The tower your cell phone is listening to transmits using enough power to reach you, and it’s not too terribly worried about its battery dying as it’s plugged into a large power line. Your phone operates on a battery containing usually about 2amps worth of juice, and it survives by sipping the power very very lightly. As such it doesn’t have the ability to broadcast with the same power as the tower. In these cases, the tower is shouting and you can hear it fine, but you’re responding with a whisper that’s much less able to penetrate brick, steel, trees, etc.

I mentioned that the average page takes hundreds of requests from your phone to retrieve, and we’ll use Pocketables.com as an example. Now, there are some ways around this, such as Chrome Beta’s speed up proxy option, but that’s not in the official channel last I checked.

When you type in “pocketables.com” into your browser and press go/enter/return/look at it sideways, the following happens (assume you’re looking at the full version):

  1. DNS request to your DNS server to translate pocketables.com into an IP address
  2. Connect to pocketables.com IP address on port 80
  3. Request default page html
  4. Load about eight separate Java scripts and whatever each one of them wants to load
  5. Load our style sheet (CSS)
  6. Load the image that’s our logo
  7. Load ten separate images that are our article images
  8. Load five images that are our hot topics
  9. Load three images that are the latest reviews
  10. Two images that are the “best of”
  11. Three advertisements that pay for the site and whatever they require
  12. Five images for the featured box
  13. Six more images for the social networks/RSS up top
  14. Five more down at the bottom
  15. Three more for the review stars
  16. Three more for the speech bubbles
  17. Etc.

Keep in mind that Pocketables is not a particularly large-impression site, relatively.

Now imagine the following scenario where the tower is having difficulty hearing you:

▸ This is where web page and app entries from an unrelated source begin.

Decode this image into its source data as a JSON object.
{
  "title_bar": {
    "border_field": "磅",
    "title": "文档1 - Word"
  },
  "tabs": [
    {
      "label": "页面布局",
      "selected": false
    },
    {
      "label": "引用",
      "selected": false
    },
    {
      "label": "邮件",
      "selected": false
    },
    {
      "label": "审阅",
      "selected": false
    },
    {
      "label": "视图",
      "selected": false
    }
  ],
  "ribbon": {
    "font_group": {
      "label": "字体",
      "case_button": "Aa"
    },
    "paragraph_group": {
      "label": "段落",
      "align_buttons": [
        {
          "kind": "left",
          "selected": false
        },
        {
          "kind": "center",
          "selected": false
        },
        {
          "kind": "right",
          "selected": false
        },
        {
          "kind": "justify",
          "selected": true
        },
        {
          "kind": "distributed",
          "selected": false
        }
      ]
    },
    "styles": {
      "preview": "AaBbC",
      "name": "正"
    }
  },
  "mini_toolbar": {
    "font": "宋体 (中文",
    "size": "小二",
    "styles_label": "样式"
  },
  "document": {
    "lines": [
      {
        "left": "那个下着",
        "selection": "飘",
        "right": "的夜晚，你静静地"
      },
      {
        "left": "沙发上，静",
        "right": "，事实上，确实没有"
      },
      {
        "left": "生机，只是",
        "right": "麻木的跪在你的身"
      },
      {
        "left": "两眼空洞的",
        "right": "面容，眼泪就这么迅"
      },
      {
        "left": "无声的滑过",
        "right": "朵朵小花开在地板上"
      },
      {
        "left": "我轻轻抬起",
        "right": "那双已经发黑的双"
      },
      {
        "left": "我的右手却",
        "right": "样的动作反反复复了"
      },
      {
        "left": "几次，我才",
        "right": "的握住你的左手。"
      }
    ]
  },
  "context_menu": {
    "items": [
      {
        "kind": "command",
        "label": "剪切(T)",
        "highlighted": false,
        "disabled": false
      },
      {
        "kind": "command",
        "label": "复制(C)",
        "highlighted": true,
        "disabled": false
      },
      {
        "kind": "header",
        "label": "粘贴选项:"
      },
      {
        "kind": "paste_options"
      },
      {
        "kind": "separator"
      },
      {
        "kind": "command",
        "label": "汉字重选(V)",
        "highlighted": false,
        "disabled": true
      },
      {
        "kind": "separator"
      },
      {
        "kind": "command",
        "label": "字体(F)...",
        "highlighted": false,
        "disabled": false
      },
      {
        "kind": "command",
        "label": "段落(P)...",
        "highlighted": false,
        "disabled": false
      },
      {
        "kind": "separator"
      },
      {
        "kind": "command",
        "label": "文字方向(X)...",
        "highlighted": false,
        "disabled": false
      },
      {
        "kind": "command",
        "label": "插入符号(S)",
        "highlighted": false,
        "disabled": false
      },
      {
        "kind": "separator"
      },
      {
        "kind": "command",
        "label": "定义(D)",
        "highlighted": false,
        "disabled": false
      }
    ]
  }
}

  • DNS request for pocketables.com.
  • Tower: what?
  • DNS request for pocketables.com
  • Tower: what?
  • Tower: what? I can’t hear you.
  • DNS request for pocketables.com
  • Tower: data sent
  • Tower: did you get the data?
  • Yes, got the data
  • Tower: did you get the data?
  • Tower: hello?
  • Request to connect to pocketables.com on port 80
  • Tower: did you get the data?
  • YES I GOT THE DATA
  • Tower: you didn’t have to yell.

Now, run that through the next hundred or so requests and you’ve got an example of perfect signal to your phone with horrible signal back to the tower causing things to load terribly.

5. Kernel issues.

It’s a relatively rare issue, but some custom ROM kernels have been known to have issues with cell data (and WiFi). If you had a perfect phone and then flashed a great ROM and now have horrible data, try changing out the kernel.

6. Other factors.

There are also possibilities of signal interference, being too close to the tower, driving too fast between towers (tower failover fail), and gremlins.

What you can do.

There are some options for streamlined TCP/IP connections if you’re rooted, but I’ll write about those later. If you’re not rooted, Chrome Beta (and coming soon to Chrome stable) has a data compression option under bandwidth management that has a proxy server do most of the requests and sends you a streamlined version of the page with only a couple of requests having to be made from your phone. This means you give Google even more of your browsing history and data, but it’s fast at least. There may be other browsers with this option, too.

You can also go outside, get in a direct line of site to the tower, force roaming to another provider, or find a kid with a Macbook and take it away while you laugh maniacally while sipping a latte that you now have internet at Starbucks.

Cell booster patches that they sell at drug stores?

No.